ASSIGNMENT - Copy, from the entries below, each line where the word "name" can be found.

DATASET EXCERPTS -
● ● ● ● ●

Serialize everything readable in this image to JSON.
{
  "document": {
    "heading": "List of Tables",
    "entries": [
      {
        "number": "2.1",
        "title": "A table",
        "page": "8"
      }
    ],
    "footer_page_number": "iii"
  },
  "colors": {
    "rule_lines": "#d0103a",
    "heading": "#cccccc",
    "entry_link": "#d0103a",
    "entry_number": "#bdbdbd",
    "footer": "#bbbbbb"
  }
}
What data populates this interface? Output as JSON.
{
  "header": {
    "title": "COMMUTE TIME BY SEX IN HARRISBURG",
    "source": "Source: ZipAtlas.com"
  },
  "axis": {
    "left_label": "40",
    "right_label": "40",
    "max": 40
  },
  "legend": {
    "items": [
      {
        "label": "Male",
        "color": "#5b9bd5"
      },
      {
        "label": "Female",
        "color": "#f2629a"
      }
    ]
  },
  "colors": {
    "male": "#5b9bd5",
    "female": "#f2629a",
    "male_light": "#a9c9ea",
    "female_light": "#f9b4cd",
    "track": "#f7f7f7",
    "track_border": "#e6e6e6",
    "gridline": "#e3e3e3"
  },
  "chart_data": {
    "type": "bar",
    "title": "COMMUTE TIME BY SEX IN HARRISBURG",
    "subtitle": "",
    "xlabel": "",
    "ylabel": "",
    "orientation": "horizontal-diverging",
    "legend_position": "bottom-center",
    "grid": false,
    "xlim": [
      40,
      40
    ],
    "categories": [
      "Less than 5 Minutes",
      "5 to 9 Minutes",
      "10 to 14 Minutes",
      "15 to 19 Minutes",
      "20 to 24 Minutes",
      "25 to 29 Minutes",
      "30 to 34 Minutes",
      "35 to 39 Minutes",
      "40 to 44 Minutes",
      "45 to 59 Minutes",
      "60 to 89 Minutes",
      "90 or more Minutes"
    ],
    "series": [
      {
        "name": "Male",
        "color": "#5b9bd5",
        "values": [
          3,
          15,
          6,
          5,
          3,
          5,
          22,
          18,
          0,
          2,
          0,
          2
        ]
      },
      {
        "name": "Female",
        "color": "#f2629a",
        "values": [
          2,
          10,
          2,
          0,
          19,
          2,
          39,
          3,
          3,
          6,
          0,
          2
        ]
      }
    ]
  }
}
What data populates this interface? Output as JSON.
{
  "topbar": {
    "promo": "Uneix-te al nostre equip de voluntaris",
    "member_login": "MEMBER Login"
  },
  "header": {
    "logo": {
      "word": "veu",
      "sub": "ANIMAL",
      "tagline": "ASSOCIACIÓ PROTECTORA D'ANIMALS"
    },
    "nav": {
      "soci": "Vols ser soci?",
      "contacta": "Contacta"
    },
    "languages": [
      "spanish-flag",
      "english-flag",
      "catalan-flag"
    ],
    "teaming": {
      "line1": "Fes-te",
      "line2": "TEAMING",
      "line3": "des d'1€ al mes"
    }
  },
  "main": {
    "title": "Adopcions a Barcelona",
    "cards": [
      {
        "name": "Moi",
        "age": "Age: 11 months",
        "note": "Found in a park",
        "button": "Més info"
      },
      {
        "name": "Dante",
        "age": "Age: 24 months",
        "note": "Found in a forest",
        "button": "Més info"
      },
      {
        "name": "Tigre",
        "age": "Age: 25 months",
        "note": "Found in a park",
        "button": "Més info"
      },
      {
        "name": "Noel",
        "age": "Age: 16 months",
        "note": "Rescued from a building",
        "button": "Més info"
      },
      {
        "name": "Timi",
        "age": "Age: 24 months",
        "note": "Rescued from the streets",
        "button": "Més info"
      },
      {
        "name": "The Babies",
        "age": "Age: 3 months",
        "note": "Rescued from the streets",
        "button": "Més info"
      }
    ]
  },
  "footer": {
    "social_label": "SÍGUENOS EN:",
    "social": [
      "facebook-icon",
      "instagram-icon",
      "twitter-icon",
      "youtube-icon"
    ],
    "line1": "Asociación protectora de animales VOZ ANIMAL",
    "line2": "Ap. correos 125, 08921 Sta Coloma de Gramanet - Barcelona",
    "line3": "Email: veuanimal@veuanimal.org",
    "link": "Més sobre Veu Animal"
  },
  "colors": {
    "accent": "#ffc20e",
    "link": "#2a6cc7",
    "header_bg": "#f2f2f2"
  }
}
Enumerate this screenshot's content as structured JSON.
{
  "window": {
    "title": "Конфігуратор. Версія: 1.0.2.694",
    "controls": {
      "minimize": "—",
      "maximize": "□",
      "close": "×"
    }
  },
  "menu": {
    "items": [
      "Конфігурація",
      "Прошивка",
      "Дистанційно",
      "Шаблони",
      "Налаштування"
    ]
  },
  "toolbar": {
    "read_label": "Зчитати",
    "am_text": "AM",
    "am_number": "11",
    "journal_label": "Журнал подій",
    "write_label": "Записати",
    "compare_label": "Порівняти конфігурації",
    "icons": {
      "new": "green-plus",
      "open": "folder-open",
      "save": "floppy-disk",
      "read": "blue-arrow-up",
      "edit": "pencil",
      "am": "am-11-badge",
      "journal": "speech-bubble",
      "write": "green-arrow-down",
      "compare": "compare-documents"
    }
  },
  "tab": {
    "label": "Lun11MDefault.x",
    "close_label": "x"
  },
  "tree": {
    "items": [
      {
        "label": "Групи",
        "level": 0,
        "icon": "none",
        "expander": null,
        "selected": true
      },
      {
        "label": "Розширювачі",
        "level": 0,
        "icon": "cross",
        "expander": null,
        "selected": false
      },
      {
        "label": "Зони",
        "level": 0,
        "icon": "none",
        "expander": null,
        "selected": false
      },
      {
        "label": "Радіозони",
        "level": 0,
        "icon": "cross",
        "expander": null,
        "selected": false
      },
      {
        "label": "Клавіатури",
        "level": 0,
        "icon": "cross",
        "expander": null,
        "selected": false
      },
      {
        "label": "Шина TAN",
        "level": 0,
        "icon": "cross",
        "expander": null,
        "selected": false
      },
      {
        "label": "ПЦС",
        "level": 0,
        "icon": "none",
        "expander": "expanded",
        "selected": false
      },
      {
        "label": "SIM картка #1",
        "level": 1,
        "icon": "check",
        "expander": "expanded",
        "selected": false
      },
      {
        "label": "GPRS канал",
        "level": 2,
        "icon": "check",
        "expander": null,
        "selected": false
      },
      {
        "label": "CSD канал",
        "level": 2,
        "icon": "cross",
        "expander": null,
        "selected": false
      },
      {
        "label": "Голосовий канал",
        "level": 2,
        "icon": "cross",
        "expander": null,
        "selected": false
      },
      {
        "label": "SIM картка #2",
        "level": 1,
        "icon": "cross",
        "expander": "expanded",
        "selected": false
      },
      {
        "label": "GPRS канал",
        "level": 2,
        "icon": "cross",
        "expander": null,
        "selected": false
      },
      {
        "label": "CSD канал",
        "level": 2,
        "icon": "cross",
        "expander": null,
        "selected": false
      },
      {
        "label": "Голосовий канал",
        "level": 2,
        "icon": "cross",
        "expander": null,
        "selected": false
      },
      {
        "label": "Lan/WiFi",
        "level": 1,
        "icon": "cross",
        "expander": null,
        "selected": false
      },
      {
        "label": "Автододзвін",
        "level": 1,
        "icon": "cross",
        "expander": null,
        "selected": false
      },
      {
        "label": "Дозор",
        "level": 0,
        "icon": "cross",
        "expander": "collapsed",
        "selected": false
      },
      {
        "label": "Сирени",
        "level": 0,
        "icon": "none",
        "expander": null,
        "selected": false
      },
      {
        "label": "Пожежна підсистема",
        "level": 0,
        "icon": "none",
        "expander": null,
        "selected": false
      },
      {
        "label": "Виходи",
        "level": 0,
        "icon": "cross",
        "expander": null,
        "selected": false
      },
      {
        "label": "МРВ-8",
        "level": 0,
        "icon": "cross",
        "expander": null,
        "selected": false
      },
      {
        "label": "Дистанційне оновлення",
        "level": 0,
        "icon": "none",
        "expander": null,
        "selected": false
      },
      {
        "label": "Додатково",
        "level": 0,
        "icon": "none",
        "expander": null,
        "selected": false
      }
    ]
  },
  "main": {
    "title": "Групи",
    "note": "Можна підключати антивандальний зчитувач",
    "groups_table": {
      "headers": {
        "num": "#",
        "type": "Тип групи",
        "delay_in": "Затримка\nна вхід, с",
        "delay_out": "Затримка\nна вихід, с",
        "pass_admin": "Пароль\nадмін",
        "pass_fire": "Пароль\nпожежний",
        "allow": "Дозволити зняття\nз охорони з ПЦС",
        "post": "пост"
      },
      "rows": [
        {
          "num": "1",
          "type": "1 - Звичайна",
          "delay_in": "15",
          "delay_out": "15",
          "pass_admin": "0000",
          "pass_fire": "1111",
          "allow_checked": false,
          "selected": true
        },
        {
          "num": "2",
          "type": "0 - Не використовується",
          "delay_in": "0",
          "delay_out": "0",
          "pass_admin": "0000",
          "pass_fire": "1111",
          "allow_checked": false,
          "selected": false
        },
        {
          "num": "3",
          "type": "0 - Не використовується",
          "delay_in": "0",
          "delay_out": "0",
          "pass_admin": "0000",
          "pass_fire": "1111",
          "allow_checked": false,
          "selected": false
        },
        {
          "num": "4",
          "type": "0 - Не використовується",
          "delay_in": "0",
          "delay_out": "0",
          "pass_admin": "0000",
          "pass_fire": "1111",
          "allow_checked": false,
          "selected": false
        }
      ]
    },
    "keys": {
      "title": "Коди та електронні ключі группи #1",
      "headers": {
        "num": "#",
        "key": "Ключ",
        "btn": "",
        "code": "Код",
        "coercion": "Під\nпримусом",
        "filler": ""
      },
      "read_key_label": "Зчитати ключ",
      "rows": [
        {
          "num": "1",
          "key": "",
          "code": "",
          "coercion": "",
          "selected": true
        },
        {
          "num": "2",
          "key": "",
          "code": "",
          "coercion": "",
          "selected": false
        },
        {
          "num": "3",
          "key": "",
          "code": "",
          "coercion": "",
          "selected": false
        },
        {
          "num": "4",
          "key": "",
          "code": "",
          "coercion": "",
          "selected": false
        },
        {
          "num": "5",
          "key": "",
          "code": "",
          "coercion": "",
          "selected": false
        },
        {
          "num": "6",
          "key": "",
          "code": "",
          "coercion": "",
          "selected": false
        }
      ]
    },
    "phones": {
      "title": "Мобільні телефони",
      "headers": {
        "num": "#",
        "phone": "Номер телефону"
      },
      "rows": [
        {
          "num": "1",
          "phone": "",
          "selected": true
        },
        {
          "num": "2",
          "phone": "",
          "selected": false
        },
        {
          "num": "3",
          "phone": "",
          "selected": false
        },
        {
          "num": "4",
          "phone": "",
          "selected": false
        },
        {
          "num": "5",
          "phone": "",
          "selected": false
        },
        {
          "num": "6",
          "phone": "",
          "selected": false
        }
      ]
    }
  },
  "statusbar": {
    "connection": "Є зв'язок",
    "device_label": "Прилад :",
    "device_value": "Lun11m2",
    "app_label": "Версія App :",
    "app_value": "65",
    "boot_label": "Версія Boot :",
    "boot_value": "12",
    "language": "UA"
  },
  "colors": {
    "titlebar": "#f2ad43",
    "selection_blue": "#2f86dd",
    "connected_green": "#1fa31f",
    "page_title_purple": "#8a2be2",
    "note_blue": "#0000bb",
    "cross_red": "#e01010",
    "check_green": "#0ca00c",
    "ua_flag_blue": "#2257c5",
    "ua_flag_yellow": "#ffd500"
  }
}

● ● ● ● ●

SOLUTION -
        "name": "Male",
        "name": "Female",
        "name": "Moi",
        "name": "Dante",
        "name": "Tigre",
        "name": "Noel",
        "name": "Timi",
        "name": "The Babies",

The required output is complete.